- [INFORMATION]
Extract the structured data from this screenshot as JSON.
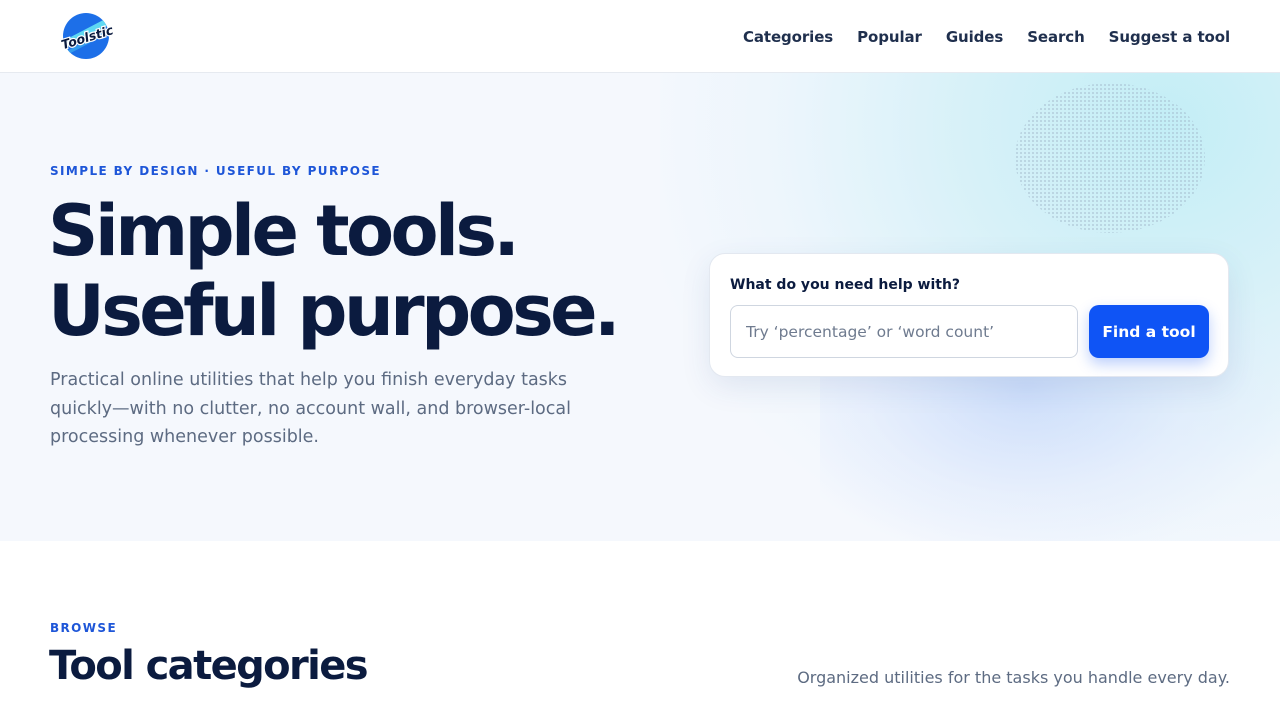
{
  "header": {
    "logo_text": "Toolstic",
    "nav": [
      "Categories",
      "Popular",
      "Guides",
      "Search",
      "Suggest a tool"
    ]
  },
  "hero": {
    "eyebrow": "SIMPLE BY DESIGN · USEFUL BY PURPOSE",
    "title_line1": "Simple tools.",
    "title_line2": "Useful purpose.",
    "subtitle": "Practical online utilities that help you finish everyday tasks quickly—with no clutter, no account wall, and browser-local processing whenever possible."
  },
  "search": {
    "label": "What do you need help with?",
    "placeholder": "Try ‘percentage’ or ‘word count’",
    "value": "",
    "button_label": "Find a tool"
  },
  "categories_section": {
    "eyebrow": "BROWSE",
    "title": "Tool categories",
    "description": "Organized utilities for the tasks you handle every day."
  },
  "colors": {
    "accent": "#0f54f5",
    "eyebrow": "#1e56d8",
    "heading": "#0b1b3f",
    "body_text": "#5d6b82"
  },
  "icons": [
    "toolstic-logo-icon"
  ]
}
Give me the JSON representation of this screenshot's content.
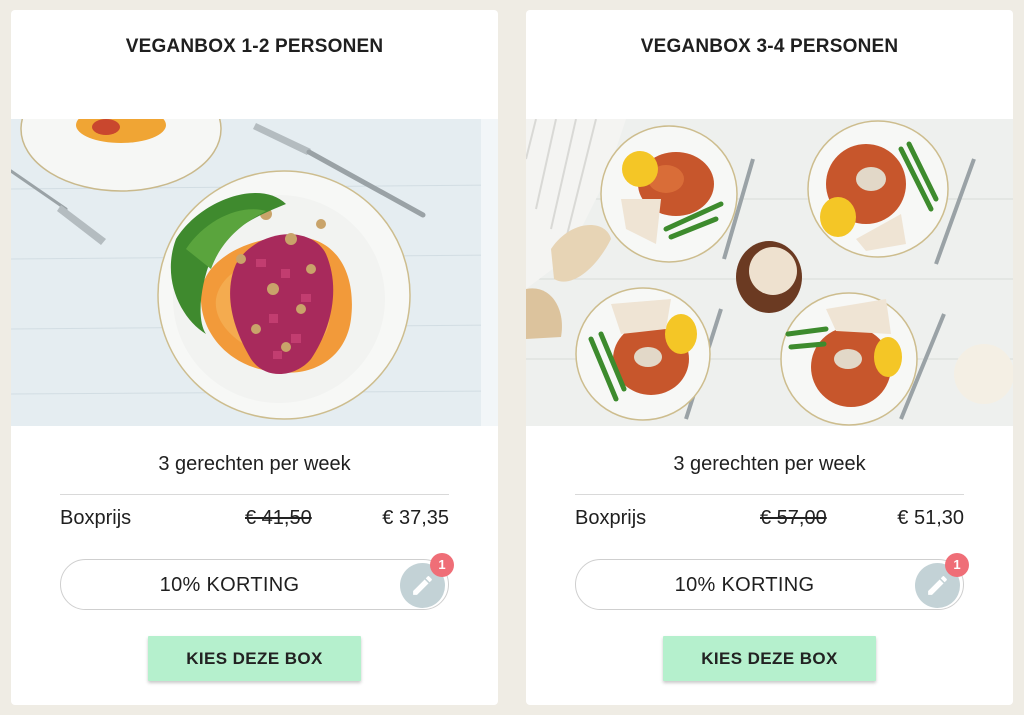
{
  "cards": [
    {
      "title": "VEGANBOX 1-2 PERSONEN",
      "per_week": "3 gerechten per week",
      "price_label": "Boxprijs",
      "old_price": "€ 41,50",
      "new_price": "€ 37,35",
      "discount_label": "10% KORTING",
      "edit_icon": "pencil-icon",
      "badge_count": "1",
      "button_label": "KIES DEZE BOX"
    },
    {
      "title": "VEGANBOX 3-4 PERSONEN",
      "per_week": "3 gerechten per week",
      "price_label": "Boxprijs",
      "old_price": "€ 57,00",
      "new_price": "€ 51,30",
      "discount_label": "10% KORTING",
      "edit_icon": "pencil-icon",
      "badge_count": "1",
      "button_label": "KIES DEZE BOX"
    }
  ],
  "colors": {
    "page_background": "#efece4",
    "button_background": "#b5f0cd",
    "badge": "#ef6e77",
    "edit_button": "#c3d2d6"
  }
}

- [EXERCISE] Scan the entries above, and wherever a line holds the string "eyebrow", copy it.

- [EXERCISE ANSWER]
    "eyebrow": "SIMPLE BY DESIGN · USEFUL BY PURPOSE",
    "eyebrow": "BROWSE",
    "eyebrow": "#1e56d8",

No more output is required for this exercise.